Dataset items
= = = =

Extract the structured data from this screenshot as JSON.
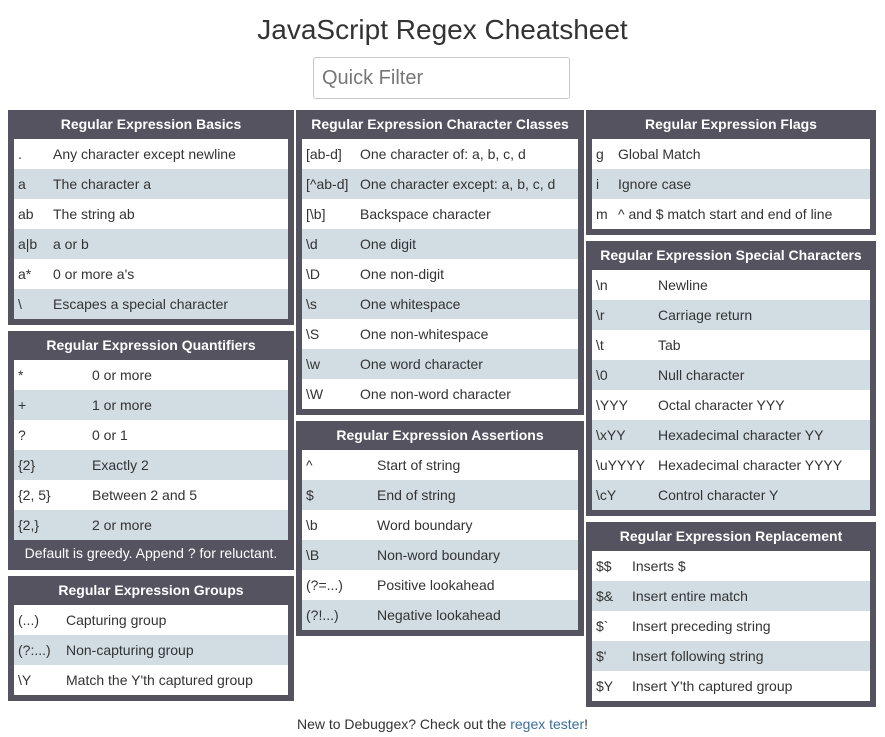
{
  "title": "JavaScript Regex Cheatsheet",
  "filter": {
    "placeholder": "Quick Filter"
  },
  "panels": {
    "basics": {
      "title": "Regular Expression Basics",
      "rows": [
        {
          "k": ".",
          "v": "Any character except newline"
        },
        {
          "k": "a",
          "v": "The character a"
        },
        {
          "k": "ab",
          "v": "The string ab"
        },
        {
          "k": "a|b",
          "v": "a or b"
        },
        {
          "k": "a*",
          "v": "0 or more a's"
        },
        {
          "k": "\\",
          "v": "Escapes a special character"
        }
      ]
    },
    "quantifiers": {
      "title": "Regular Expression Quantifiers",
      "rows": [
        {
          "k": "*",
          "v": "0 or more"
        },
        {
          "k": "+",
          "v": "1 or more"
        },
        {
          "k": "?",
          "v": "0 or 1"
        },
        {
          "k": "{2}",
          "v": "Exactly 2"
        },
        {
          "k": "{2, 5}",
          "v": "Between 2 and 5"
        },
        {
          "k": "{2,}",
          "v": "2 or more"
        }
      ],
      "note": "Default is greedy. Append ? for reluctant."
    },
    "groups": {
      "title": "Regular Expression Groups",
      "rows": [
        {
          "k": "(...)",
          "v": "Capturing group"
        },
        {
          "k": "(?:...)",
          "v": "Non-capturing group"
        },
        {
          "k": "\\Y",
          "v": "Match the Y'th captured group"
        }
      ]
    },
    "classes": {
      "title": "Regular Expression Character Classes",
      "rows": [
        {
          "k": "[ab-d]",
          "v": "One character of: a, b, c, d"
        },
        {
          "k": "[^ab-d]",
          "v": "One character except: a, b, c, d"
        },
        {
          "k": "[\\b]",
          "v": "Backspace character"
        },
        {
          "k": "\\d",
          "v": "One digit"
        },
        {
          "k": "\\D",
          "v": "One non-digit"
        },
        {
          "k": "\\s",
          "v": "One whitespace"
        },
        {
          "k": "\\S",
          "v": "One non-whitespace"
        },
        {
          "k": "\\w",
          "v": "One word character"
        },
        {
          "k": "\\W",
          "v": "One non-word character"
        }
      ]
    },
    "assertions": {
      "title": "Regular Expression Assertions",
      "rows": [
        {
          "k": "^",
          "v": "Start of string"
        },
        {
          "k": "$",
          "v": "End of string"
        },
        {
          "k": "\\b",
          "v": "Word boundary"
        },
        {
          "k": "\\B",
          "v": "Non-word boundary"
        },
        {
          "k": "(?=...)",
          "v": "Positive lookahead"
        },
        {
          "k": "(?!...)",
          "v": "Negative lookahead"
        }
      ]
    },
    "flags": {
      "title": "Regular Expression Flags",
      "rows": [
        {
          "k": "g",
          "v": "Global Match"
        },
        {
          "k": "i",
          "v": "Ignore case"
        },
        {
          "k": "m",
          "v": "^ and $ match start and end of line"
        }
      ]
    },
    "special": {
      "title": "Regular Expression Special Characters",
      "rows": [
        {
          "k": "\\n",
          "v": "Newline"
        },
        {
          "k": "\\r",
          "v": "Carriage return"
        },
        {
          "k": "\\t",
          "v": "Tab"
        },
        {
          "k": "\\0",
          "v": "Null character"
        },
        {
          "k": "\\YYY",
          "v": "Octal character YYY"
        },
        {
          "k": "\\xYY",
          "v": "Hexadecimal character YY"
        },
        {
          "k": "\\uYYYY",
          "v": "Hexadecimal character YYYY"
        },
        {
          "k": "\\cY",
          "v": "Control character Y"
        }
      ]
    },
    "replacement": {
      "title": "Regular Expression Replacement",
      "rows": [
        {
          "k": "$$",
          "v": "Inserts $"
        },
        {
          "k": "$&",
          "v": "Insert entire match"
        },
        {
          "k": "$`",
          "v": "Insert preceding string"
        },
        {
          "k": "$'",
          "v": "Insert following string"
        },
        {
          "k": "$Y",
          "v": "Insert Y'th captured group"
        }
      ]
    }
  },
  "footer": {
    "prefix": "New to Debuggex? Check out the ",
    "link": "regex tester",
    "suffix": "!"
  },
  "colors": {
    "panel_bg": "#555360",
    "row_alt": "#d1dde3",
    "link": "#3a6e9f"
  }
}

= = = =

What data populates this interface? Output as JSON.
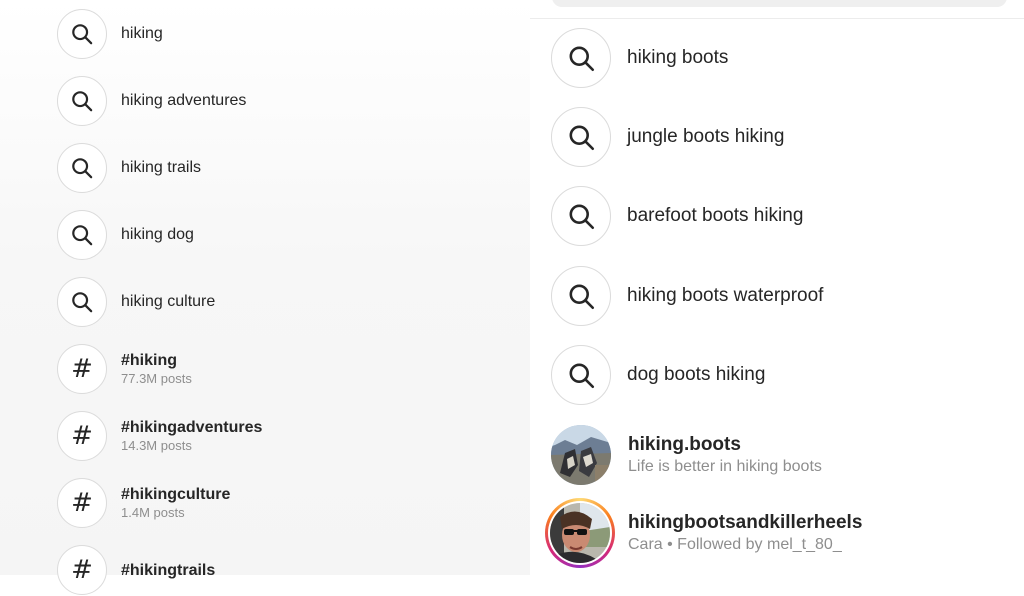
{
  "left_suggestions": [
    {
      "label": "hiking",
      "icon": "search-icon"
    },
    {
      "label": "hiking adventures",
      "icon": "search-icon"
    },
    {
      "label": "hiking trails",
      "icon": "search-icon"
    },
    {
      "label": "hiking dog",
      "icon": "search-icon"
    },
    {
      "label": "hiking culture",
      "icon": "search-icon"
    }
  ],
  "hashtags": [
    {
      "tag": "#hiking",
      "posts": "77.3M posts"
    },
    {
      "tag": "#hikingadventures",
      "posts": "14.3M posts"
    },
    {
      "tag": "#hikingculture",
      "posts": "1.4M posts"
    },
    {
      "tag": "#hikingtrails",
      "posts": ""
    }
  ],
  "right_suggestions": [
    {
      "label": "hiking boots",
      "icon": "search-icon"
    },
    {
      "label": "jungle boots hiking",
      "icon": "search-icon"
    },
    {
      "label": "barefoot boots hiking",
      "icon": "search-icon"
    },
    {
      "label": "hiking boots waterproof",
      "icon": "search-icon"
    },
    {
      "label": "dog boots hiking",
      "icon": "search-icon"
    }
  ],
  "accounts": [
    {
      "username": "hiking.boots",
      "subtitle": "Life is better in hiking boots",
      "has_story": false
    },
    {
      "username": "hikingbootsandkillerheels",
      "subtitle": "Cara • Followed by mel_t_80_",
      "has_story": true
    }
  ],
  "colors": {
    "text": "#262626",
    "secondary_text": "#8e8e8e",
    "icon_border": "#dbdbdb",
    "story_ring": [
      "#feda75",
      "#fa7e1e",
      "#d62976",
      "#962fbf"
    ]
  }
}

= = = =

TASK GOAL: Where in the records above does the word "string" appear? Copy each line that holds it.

RESULT OF THE TASK:
          "v": "The string ab"
          "v": "Start of string"
          "v": "End of string"
          "v": "Insert preceding string"
          "v": "Insert following string"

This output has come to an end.